**WHAT YOU NEED TO DO**
In the listing below, find each line with the string "Auto" and report it.

**DATA EXCERPTS**
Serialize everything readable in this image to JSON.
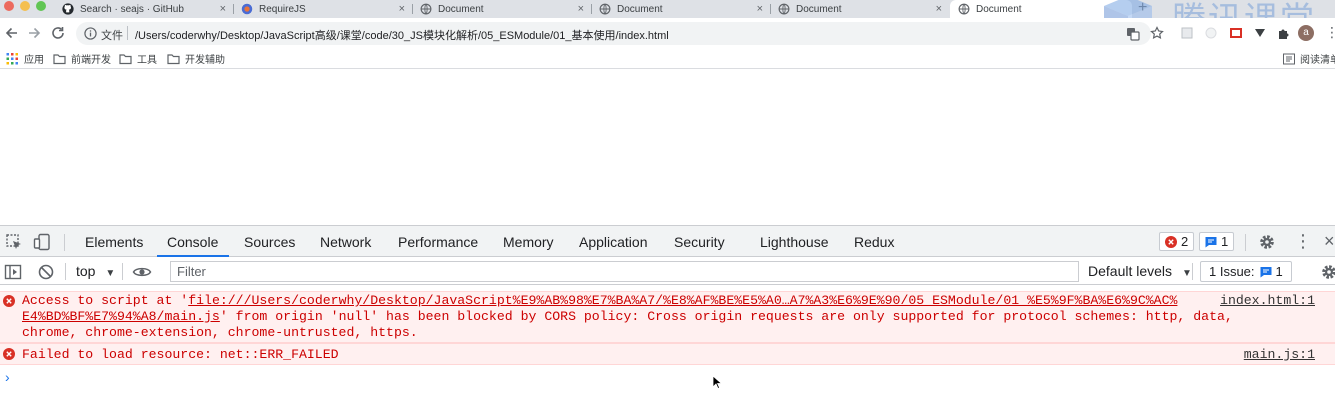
{
  "browser": {
    "tabs": [
      {
        "title": "Search · seajs · GitHub",
        "icon": "github-icon",
        "active": false
      },
      {
        "title": "RequireJS",
        "icon": "requirejs-icon",
        "active": false
      },
      {
        "title": "Document",
        "icon": "globe-icon",
        "active": false
      },
      {
        "title": "Document",
        "icon": "globe-icon",
        "active": false
      },
      {
        "title": "Document",
        "icon": "globe-icon",
        "active": false
      },
      {
        "title": "Document",
        "icon": "globe-icon",
        "active": true
      }
    ],
    "tab_close_glyph": "×",
    "new_tab_glyph": "+",
    "watermark_text": "腾讯课堂",
    "address": {
      "scheme_label": "文件",
      "url": "/Users/coderwhy/Desktop/JavaScript高级/课堂/code/30_JS模块化解析/05_ESModule/01_基本使用/index.html"
    },
    "profile_initial": "a",
    "menu_glyph": "⋮"
  },
  "bookmarks": {
    "items": [
      {
        "label": "应用",
        "icon": "apps-grid-icon"
      },
      {
        "label": "前端开发",
        "icon": "folder-icon"
      },
      {
        "label": "工具",
        "icon": "folder-icon"
      },
      {
        "label": "开发辅助",
        "icon": "folder-icon"
      }
    ],
    "reading_list": "阅读清单"
  },
  "devtools": {
    "tabs": [
      "Elements",
      "Console",
      "Sources",
      "Network",
      "Performance",
      "Memory",
      "Application",
      "Security",
      "Lighthouse",
      "Redux"
    ],
    "active_tab": "Console",
    "error_count": "2",
    "message_count": "1",
    "more_glyph": "⋮",
    "close_glyph": "×",
    "console_toolbar": {
      "context": "top",
      "dropdown_glyph": "▼",
      "filter_placeholder": "Filter",
      "levels_label": "Default levels",
      "issues_label": "1 Issue:",
      "issues_count": "1"
    },
    "messages": [
      {
        "level": "error",
        "prefix": "Access to script at '",
        "url_line1": "file:///Users/coderwhy/Desktop/JavaScript%E9%AB%98%E7%BA%A7/%E8%AF%BE%E5%A0…A7%A3%E6%9E%90/05_ESModule/01_%E5%9F%BA%E6%9C%AC%",
        "url_line2": "E4%BD%BF%E7%94%A8/main.js",
        "suffix_line2": "' from origin 'null' has been blocked by CORS policy: Cross origin requests are only supported for protocol schemes: http, data,",
        "line3": "chrome, chrome-extension, chrome-untrusted, https.",
        "source": "index.html:1"
      },
      {
        "level": "error",
        "text": "Failed to load resource: net::ERR_FAILED",
        "source": "main.js:1"
      }
    ],
    "prompt_glyph": "›"
  },
  "colors": {
    "accent": "#1a73e8",
    "error_text": "#cc0000",
    "error_bg": "#fff0f0",
    "error_icon": "#d93025",
    "tabstrip_bg": "#dee1e6"
  }
}
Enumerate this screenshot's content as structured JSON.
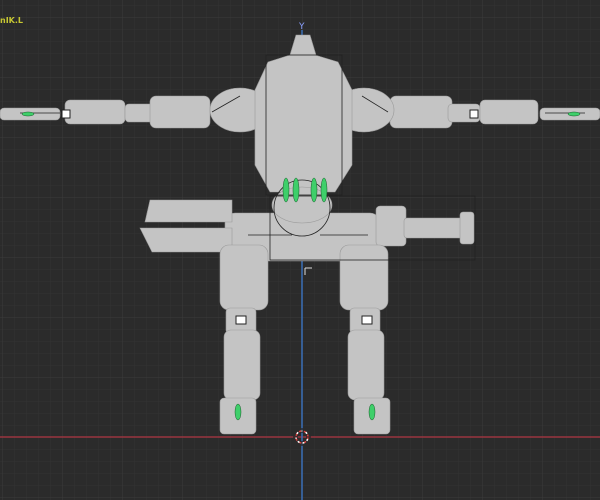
{
  "viewport": {
    "active_bone_label": "nIK.L",
    "axis_label": "Y",
    "colors": {
      "background": "#2b2b2b",
      "grid": "#333333",
      "x_axis": "#9a3540",
      "z_axis": "#3b6fb8",
      "mesh": "#c4c4c4",
      "bone_selected": "#3ecf6a"
    }
  }
}
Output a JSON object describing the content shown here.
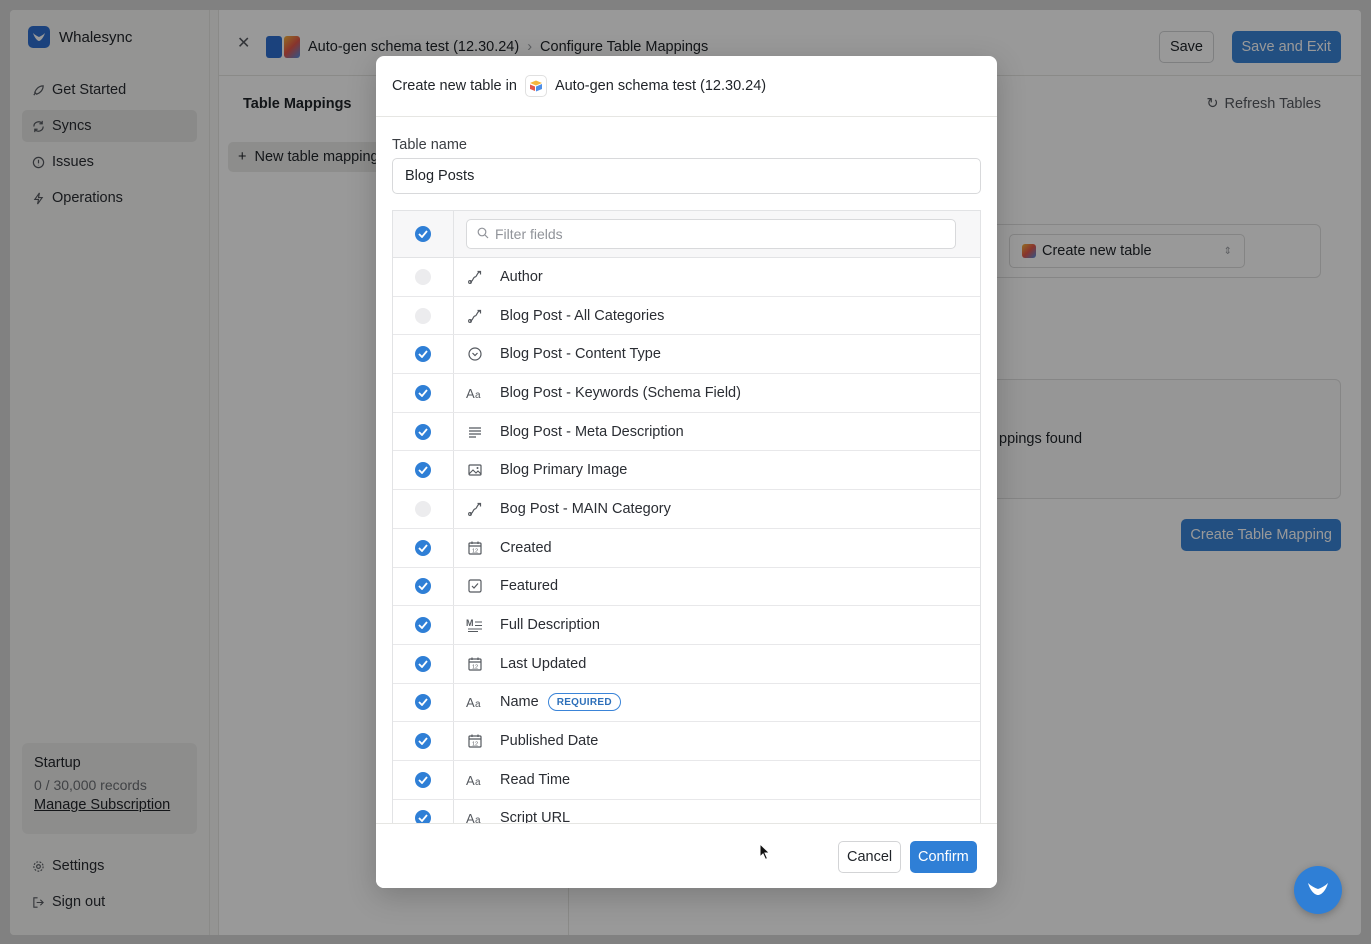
{
  "sidebar": {
    "brand": "Whalesync",
    "items": [
      {
        "label": "Get Started",
        "icon": "rocket-icon"
      },
      {
        "label": "Syncs",
        "icon": "sync-icon",
        "active": true
      },
      {
        "label": "Issues",
        "icon": "alert-circle-icon"
      },
      {
        "label": "Operations",
        "icon": "bolt-icon"
      }
    ],
    "plan": {
      "name": "Startup",
      "records": "0 / 30,000 records",
      "manage_label": "Manage Subscription"
    },
    "bottom_items": [
      {
        "label": "Settings",
        "icon": "gear-icon"
      },
      {
        "label": "Sign out",
        "icon": "sign-out-icon"
      }
    ]
  },
  "header": {
    "project_name": "Auto-gen schema test (12.30.24)",
    "page_title": "Configure Table Mappings",
    "save_label": "Save",
    "save_exit_label": "Save and Exit"
  },
  "main": {
    "panel_title": "Table Mappings",
    "new_mapping_label": "New table mapping",
    "refresh_label": "Refresh Tables",
    "select_value": "Create new table",
    "empty_text": "ppings found",
    "create_mapping_label": "Create Table Mapping"
  },
  "modal": {
    "title_prefix": "Create new table in",
    "base_name": "Auto-gen schema test (12.30.24)",
    "table_name_label": "Table name",
    "table_name_value": "Blog Posts",
    "filter_placeholder": "Filter fields",
    "select_all_checked": true,
    "fields": [
      {
        "name": "Author",
        "icon": "link-icon",
        "checked": false
      },
      {
        "name": "Blog Post - All Categories",
        "icon": "link-icon",
        "checked": false
      },
      {
        "name": "Blog Post - Content Type",
        "icon": "select-icon",
        "checked": true
      },
      {
        "name": "Blog Post - Keywords (Schema Field)",
        "icon": "text-icon",
        "checked": true
      },
      {
        "name": "Blog Post - Meta Description",
        "icon": "long-text-icon",
        "checked": true
      },
      {
        "name": "Blog Primary Image",
        "icon": "image-icon",
        "checked": true
      },
      {
        "name": "Bog Post - MAIN Category",
        "icon": "link-icon",
        "checked": false
      },
      {
        "name": "Created",
        "icon": "calendar-icon",
        "checked": true
      },
      {
        "name": "Featured",
        "icon": "checkbox-icon",
        "checked": true
      },
      {
        "name": "Full Description",
        "icon": "markdown-icon",
        "checked": true
      },
      {
        "name": "Last Updated",
        "icon": "calendar-icon",
        "checked": true
      },
      {
        "name": "Name",
        "icon": "text-icon",
        "checked": true,
        "badge": "REQUIRED"
      },
      {
        "name": "Published Date",
        "icon": "calendar-icon",
        "checked": true
      },
      {
        "name": "Read Time",
        "icon": "text-icon",
        "checked": true
      },
      {
        "name": "Script URL",
        "icon": "text-icon",
        "checked": true
      }
    ],
    "cancel_label": "Cancel",
    "confirm_label": "Confirm"
  },
  "colors": {
    "accent": "#2f7fd6",
    "brand": "#2d6fd1"
  }
}
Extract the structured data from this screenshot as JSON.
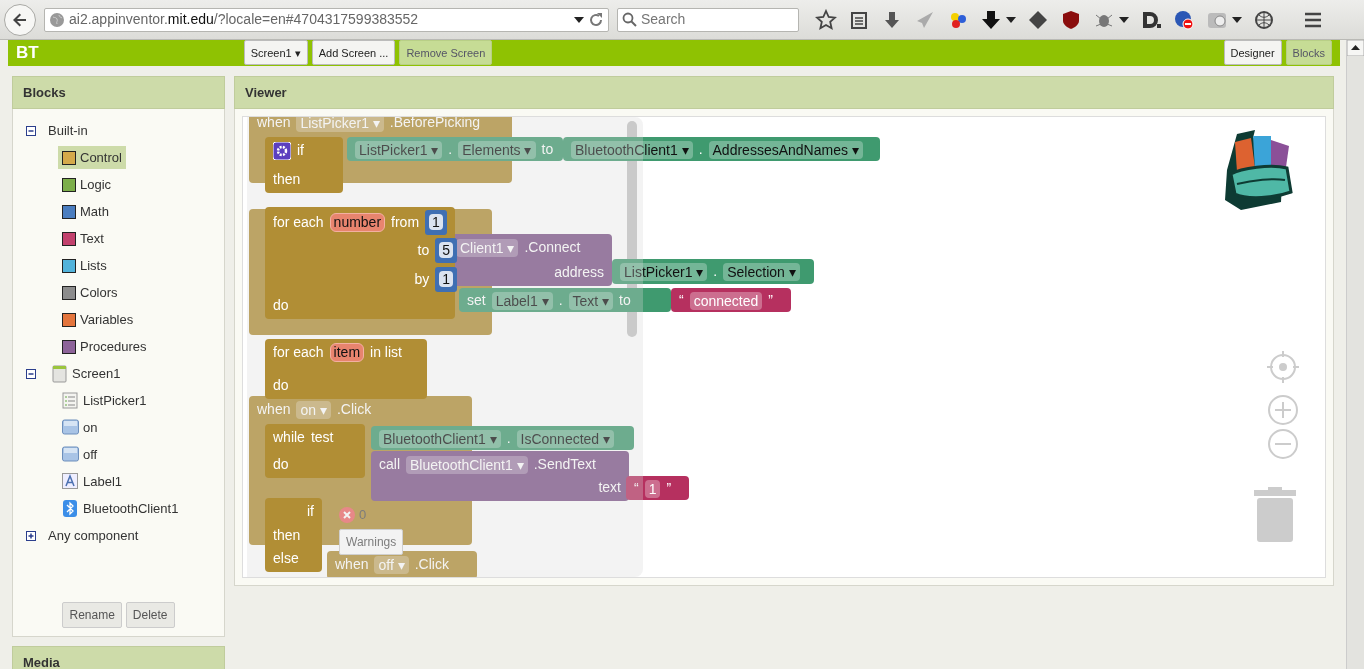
{
  "browser": {
    "url": "ai2.appinventor.**mit.edu**/?locale=en#4704317599383552",
    "search": {
      "placeholder": "Search"
    }
  },
  "app": {
    "project": "BT",
    "screen_button": "Screen1 ▾",
    "buttons": [
      {
        "label": "Add Screen ...",
        "disabled": false
      },
      {
        "label": "Remove Screen",
        "disabled": true
      }
    ],
    "views": [
      {
        "label": "Designer",
        "selected": false
      },
      {
        "label": "Blocks",
        "selected": true
      }
    ]
  },
  "blocks_panel": {
    "title": "Blocks",
    "tree": [
      {
        "label": "Built-in",
        "kind": "group",
        "expanded": true,
        "children": [
          {
            "label": "Control",
            "kind": "category",
            "color": "#d4a94a",
            "selected": true
          },
          {
            "label": "Logic",
            "kind": "category",
            "color": "#7cae4a",
            "selected": false
          },
          {
            "label": "Math",
            "kind": "category",
            "color": "#4a7dbf",
            "selected": false
          },
          {
            "label": "Text",
            "kind": "category",
            "color": "#c2416d",
            "selected": false
          },
          {
            "label": "Lists",
            "kind": "category",
            "color": "#52b3db",
            "selected": false
          },
          {
            "label": "Colors",
            "kind": "category",
            "color": "#8c8c8c",
            "selected": false
          },
          {
            "label": "Variables",
            "kind": "category",
            "color": "#e3743c",
            "selected": false
          },
          {
            "label": "Procedures",
            "kind": "category",
            "color": "#8d6399",
            "selected": false
          }
        ]
      },
      {
        "label": "Screen1",
        "kind": "screen",
        "expanded": true,
        "children": [
          {
            "label": "ListPicker1",
            "kind": "listpicker",
            "selected": false
          },
          {
            "label": "on",
            "kind": "button",
            "selected": false
          },
          {
            "label": "off",
            "kind": "button",
            "selected": false
          },
          {
            "label": "Label1",
            "kind": "label",
            "selected": false
          },
          {
            "label": "BluetoothClient1",
            "kind": "bluetooth",
            "selected": false
          }
        ]
      },
      {
        "label": "Any component",
        "kind": "group",
        "expanded": false
      }
    ],
    "buttons": [
      "Rename",
      "Delete"
    ]
  },
  "media_panel": {
    "title": "Media"
  },
  "viewer": {
    "title": "Viewer",
    "workspace_blocks": [
      {
        "kind": "event",
        "rows": [
          [
            {
              "kind": "label",
              "text": "when"
            },
            {
              "kind": "dd",
              "text": "ListPicker1 ▾"
            },
            {
              "kind": "label",
              "text": ".BeforePicking"
            }
          ]
        ]
      },
      {
        "kind": "setter",
        "rows": [
          [
            {
              "kind": "dd",
              "text": "ListPicker1 ▾"
            },
            {
              "kind": "label",
              "text": "."
            },
            {
              "kind": "dd",
              "text": "Elements ▾"
            },
            {
              "kind": "label",
              "text": "to"
            }
          ]
        ]
      },
      {
        "kind": "getter",
        "rows": [
          [
            {
              "kind": "dd",
              "text": "BluetoothClient1 ▾"
            },
            {
              "kind": "label",
              "text": "."
            },
            {
              "kind": "dd",
              "text": "AddressesAndNames ▾"
            }
          ]
        ]
      },
      {
        "kind": "event"
      },
      {
        "kind": "call",
        "rows": [
          [
            {
              "kind": "dd",
              "text": "Client1 ▾"
            },
            {
              "kind": "label",
              "text": ".Connect"
            }
          ],
          [
            {
              "kind": "label",
              "text": "address"
            }
          ]
        ]
      },
      {
        "kind": "getter",
        "rows": [
          [
            {
              "kind": "dd",
              "text": "ListPicker1 ▾"
            },
            {
              "kind": "label",
              "text": "."
            },
            {
              "kind": "dd",
              "text": "Selection ▾"
            }
          ]
        ]
      },
      {
        "kind": "setter",
        "rows": [
          [
            {
              "kind": "label",
              "text": "set"
            },
            {
              "kind": "dd",
              "text": "Label1 ▾"
            },
            {
              "kind": "label",
              "text": "."
            },
            {
              "kind": "dd",
              "text": "Text ▾"
            },
            {
              "kind": "label",
              "text": "to"
            }
          ]
        ]
      },
      {
        "kind": "text",
        "rows": [
          [
            {
              "kind": "label",
              "text": "“"
            },
            {
              "kind": "str",
              "text": "connected"
            },
            {
              "kind": "label",
              "text": "”"
            }
          ]
        ]
      },
      {
        "kind": "event",
        "rows": [
          [
            {
              "kind": "label",
              "text": "when"
            },
            {
              "kind": "dd",
              "text": "on ▾"
            },
            {
              "kind": "label",
              "text": ".Click"
            }
          ]
        ]
      },
      {
        "kind": "getter",
        "rows": [
          [
            {
              "kind": "dd",
              "text": "BluetoothClient1 ▾"
            },
            {
              "kind": "label",
              "text": "."
            },
            {
              "kind": "dd",
              "text": "IsConnected ▾"
            }
          ]
        ]
      },
      {
        "kind": "call",
        "rows": [
          [
            {
              "kind": "label",
              "text": "call"
            },
            {
              "kind": "dd",
              "text": "BluetoothClient1 ▾"
            },
            {
              "kind": "label",
              "text": ".SendText"
            }
          ],
          [
            {
              "kind": "label",
              "text": "text"
            }
          ]
        ]
      },
      {
        "kind": "text",
        "rows": [
          [
            {
              "kind": "label",
              "text": "“"
            },
            {
              "kind": "str",
              "text": "1"
            },
            {
              "kind": "label",
              "text": "”"
            }
          ]
        ]
      },
      {
        "kind": "event",
        "rows": [
          [
            {
              "kind": "label",
              "text": "when"
            },
            {
              "kind": "dd",
              "text": "off ▾"
            },
            {
              "kind": "label",
              "text": ".Click"
            }
          ]
        ]
      }
    ],
    "warnings": {
      "count": "0",
      "button": "Warnings"
    },
    "flyout_blocks": [
      {
        "kind": "control",
        "mutator": true,
        "rows": [
          [
            {
              "kind": "label",
              "text": "if"
            }
          ],
          [
            {
              "kind": "label",
              "text": "then"
            }
          ]
        ]
      },
      {
        "kind": "control",
        "rows": [
          [
            {
              "kind": "label",
              "text": "for each"
            },
            {
              "kind": "var",
              "text": "number"
            },
            {
              "kind": "label",
              "text": "from"
            },
            {
              "kind": "num",
              "text": "1"
            }
          ],
          [
            {
              "kind": "label",
              "text": "to"
            },
            {
              "kind": "num",
              "text": "5"
            }
          ],
          [
            {
              "kind": "label",
              "text": "by"
            },
            {
              "kind": "num",
              "text": "1"
            }
          ],
          [
            {
              "kind": "label",
              "text": "do"
            }
          ]
        ]
      },
      {
        "kind": "control",
        "rows": [
          [
            {
              "kind": "label",
              "text": "for each"
            },
            {
              "kind": "var",
              "text": "item"
            },
            {
              "kind": "label",
              "text": "in list"
            }
          ],
          [
            {
              "kind": "label",
              "text": "do"
            }
          ]
        ]
      },
      {
        "kind": "control",
        "rows": [
          [
            {
              "kind": "label",
              "text": "while"
            },
            {
              "kind": "label",
              "text": "test"
            }
          ],
          [
            {
              "kind": "label",
              "text": "do"
            }
          ]
        ]
      },
      {
        "kind": "control",
        "rows": [
          [
            {
              "kind": "label",
              "text": "if"
            }
          ],
          [
            {
              "kind": "label",
              "text": "then"
            }
          ],
          [
            {
              "kind": "label",
              "text": "else"
            }
          ]
        ]
      }
    ]
  }
}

**YOUR SOLUTION**
    "project_name": "Auto-gen schema test (12.30.24)",
    "base_name": "Auto-gen schema test (12.30.24)",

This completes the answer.